Component data from apps and pages:
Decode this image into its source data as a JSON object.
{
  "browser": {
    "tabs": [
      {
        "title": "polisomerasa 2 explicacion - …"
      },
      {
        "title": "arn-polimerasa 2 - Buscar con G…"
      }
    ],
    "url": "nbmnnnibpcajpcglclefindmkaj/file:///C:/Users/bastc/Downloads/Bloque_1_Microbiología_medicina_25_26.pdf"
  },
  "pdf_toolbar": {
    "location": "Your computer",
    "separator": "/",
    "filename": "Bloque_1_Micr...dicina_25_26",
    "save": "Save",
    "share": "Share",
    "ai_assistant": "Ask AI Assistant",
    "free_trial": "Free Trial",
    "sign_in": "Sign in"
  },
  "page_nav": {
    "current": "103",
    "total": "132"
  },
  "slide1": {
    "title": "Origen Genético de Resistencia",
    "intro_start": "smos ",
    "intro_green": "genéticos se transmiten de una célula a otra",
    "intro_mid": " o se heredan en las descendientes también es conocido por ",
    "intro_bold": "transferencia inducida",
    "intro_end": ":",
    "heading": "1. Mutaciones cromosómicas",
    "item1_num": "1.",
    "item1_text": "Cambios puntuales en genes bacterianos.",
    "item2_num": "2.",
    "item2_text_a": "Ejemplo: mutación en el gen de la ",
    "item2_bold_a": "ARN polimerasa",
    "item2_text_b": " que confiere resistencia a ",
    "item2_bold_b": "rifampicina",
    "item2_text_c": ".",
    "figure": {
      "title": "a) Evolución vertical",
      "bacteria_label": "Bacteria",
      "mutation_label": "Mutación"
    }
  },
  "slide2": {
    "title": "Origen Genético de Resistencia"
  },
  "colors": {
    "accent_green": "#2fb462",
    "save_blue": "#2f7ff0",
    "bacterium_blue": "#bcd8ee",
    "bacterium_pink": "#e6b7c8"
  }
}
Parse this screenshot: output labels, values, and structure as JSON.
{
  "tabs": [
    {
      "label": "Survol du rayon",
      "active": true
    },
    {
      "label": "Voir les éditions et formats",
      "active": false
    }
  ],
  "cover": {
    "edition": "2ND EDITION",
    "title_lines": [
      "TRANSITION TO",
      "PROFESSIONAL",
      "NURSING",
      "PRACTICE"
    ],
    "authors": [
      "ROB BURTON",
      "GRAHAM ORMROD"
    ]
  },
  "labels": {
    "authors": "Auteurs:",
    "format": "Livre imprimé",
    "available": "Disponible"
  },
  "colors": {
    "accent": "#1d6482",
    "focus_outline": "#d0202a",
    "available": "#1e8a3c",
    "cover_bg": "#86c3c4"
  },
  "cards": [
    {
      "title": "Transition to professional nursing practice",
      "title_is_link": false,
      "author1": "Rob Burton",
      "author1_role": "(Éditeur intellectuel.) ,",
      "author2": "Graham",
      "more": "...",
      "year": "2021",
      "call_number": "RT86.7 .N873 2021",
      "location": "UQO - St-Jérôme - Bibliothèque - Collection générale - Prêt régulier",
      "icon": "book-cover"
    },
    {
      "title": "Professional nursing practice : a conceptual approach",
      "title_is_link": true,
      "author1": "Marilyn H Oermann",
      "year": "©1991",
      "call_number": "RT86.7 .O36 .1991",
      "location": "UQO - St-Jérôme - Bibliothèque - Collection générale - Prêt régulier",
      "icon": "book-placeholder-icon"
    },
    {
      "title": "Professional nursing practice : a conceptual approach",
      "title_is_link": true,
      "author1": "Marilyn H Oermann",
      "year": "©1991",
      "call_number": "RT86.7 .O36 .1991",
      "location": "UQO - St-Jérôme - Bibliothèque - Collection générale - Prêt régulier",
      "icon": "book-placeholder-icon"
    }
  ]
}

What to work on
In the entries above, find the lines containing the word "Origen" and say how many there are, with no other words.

Answer to the exercise
2